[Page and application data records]
==============================

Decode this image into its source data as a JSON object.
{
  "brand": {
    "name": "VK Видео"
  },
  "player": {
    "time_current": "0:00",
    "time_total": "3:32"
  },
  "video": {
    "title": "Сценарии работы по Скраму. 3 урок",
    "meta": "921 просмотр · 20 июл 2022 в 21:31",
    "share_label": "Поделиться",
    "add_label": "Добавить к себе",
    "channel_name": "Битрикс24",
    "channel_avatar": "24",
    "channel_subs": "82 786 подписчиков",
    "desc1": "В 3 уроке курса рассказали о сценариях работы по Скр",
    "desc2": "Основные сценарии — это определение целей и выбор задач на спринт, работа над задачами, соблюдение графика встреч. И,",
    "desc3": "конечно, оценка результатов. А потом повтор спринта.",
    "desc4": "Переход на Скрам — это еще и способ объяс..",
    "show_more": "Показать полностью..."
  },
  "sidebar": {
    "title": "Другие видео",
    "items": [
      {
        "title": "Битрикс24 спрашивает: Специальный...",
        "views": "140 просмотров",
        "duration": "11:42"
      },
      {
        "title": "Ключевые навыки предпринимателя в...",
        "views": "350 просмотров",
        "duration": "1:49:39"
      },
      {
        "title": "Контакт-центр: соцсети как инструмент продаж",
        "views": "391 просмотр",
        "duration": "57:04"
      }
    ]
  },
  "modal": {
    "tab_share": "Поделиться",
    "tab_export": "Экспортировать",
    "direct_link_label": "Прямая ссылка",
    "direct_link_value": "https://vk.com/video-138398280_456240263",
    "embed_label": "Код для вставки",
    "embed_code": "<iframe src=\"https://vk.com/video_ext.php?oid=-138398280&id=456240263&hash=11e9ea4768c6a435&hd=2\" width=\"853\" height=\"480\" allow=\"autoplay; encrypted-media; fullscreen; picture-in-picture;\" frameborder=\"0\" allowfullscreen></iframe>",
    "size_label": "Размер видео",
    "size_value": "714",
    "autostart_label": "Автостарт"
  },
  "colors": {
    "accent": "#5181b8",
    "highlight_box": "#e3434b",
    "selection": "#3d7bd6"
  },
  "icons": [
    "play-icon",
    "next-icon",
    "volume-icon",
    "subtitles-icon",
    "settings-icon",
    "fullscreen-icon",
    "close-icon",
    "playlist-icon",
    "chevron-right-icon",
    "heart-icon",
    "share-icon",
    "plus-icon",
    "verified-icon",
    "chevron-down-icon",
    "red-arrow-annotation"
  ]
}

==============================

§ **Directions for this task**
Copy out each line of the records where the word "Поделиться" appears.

§ **Solved problem**
    "share_label": "Поделиться",
    "tab_share": "Поделиться",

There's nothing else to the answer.